From September onwards, McGill Mental Health Services and Counselling Services will no longer operate as two separate services. The change is intended to shorten wait times and increase the accessibility of mental health services. Students can now seek help at the Counselling Services Office on the fourth floor of the Brown Student Services Building, as well as the Mental Health Services office on the fifth floor. New patients at both points of entry will go through the same evaluation process, and will be directed to the appropriate resources based on an initial check-up.

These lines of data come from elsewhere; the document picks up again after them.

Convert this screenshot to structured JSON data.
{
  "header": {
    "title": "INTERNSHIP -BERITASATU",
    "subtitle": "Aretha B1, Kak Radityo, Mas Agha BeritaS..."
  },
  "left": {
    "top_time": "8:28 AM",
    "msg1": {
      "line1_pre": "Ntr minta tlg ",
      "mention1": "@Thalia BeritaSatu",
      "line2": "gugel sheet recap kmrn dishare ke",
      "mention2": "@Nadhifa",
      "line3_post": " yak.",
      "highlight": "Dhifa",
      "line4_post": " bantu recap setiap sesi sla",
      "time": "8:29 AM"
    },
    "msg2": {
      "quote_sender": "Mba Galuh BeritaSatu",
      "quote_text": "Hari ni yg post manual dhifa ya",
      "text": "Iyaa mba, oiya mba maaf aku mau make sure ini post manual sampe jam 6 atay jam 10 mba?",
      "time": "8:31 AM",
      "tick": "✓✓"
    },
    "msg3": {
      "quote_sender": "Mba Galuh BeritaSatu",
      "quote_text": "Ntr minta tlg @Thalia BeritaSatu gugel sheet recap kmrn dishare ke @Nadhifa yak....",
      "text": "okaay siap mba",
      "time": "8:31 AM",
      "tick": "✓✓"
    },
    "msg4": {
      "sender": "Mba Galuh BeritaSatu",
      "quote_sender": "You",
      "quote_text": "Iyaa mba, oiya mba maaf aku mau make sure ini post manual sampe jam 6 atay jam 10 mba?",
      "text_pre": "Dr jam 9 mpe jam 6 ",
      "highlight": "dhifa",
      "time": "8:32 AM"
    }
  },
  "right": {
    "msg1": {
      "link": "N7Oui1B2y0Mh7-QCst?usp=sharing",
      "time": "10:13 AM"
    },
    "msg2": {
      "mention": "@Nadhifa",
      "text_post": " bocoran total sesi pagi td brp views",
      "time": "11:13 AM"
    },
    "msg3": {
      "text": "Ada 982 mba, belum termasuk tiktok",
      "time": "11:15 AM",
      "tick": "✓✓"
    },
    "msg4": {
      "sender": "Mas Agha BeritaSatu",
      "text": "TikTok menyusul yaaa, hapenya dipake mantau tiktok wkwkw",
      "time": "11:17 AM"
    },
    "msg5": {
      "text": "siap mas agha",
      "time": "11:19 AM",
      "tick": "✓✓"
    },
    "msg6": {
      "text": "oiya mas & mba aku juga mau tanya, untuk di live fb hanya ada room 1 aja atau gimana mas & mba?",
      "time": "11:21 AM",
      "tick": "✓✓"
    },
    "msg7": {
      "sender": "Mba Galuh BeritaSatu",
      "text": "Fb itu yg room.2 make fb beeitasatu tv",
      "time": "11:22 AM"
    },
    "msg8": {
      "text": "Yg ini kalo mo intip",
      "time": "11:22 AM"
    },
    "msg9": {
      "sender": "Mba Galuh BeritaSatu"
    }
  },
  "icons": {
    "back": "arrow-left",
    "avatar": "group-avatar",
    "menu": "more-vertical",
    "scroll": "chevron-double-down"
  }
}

Interim Executive Director of Student Services Robyn Wiltshire stressed the amount of feedback received in the three-year process to implement this new plan. During this period, opinions were collected in the form of student satisfaction surveys, cyclical reviews, and consultations with professionals.
“Students have expressed their concerns and their dissatisfaction with the services that we were delivering,” Wiltshire said.
Students will no longer have to decide between seeking help at counselling services, or at mental health services. A single booking process has been implemented, which allows students to see an intake clinician who will help guide them to appropriate services, including those that are peer-led.
“Basically students were confused about where they should go to get service […],” Wiltshire said. “We were requiring students basically to self-diagnose before they chose which door to go to and that was really not appropriate, and not something that a student should be expected to do.”
According to Wiltshire, diversifying the approaches to support and allowing clinicians more flexibility will enable students to access services in a more timely manner.
“We also had long wait times in between clinical appointments,” Wiltshire said. “Because all of our clinicians were operating on one hour clinical cycles […] the clinical appointment was for a full hour, the check-ins don’t need to be for a full hour [….] The idea is […] the clinicians will be able to be more proactive with the students they are following,” Wiltshire said.
The official announcement was made in a panel discussion titled, “A New Frame of Mind,” an event that was part of the Students in Mind (SiM) Conference. During the discussion, one student voiced a concern that the new model deprived students of the autonomy to choose which service to seek. over the new model’s lack of protection for student choice.
Dr. Nancy Low, clinical director at McGill Mental Health Services, responded to the student’s concern.
“Say the student already has a diagnosed mental health disorder and they're on medication, they will be put straight to a psychiatrist,” Low said.
Concern was also raised over the lack of communication between clinicians in different services during the feedback collected before the merge.
“I guess one of the major things from a student perspective is just [not] having to tell the story so many times,” Dr. Low said.
Dalya Kablawi, a U1 anatomy and cell biology student and student volunteer at the Peer Support Centre, believes the student body could be better informed about the decision.
“I feel like the student body, a good portion of them, don’t know they’ve been merged yet,” Kablawi said.
However, Kablawi believes it to be a positive change overall.
“In terms of accessibility, I think it’s been improved a lot,” Kablawi said.
Nevertheless, the evaluation of the new service model will be an ongoing process for both students and faculty.
“It sounds great on paper,” Kablawi said. “I don’t know what kind of hurdles they’ll face when they get started in terms of practicality, in terms of logistical issues.”
According to Wiltshire, the new model will revolve around a continuous feedback loop for improvement.
“I’m not saying that we’re done,” Wiltshire said. “We made a change, we flipped a switch and that’s done. This is a process and it’s a process that requires continuous improvement,” Wiltshire said.